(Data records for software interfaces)
──────

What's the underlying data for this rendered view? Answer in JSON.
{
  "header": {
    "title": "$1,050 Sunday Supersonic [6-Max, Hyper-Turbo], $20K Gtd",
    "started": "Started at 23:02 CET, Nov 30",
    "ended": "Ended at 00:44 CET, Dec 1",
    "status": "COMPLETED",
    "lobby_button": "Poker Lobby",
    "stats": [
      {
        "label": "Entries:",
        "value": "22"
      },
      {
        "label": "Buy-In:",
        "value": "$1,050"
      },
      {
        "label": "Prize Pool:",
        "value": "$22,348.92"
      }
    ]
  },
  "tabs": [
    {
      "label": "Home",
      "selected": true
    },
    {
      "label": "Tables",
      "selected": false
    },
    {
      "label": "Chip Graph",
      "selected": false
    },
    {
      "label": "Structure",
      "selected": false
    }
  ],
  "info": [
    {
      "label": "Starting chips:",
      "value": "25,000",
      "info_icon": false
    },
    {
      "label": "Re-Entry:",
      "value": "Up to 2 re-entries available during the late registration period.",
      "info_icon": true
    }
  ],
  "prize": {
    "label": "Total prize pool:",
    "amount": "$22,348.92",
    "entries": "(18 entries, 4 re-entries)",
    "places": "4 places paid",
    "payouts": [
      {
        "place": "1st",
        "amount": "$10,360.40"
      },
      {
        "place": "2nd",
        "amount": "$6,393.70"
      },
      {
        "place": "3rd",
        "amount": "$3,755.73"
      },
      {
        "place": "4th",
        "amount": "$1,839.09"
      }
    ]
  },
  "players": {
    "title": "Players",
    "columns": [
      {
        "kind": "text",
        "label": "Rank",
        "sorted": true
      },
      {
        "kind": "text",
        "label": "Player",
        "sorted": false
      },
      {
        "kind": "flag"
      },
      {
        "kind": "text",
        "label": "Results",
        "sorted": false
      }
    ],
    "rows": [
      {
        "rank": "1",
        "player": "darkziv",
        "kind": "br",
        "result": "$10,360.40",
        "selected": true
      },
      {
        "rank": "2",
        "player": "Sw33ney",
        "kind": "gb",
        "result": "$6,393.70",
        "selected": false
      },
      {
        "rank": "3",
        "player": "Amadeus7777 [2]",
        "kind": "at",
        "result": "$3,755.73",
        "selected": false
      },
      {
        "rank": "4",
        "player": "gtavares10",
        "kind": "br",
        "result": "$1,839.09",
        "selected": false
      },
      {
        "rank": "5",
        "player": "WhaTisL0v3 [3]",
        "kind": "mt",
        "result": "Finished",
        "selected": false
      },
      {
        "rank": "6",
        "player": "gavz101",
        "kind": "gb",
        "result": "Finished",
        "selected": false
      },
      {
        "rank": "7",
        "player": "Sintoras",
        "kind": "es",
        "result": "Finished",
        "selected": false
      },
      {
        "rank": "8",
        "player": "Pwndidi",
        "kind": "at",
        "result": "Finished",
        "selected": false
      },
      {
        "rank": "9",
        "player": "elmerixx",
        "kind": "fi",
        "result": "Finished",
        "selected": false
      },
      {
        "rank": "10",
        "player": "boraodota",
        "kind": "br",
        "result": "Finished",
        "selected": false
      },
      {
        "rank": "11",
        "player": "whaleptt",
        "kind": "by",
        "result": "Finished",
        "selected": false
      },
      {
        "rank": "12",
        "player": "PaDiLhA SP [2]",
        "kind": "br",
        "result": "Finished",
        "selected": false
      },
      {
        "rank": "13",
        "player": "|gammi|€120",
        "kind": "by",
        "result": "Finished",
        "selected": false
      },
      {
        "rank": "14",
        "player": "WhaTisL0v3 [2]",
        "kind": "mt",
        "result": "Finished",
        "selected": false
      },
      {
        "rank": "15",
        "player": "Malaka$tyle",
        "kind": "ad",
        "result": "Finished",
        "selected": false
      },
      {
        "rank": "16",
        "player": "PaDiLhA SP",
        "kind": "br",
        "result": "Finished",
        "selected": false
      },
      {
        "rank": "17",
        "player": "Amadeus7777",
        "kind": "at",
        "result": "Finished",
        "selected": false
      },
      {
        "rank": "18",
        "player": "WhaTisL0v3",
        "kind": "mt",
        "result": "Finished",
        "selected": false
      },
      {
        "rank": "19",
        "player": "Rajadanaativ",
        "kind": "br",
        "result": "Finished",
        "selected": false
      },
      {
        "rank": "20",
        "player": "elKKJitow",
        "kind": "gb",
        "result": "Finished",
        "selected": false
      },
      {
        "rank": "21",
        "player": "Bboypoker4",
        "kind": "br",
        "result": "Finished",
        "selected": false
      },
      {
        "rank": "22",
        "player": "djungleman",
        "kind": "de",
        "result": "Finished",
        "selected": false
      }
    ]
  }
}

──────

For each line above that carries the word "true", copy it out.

§ Task solution:
      "selected": true
      "info_icon": true
        "sorted": true
        "selected": true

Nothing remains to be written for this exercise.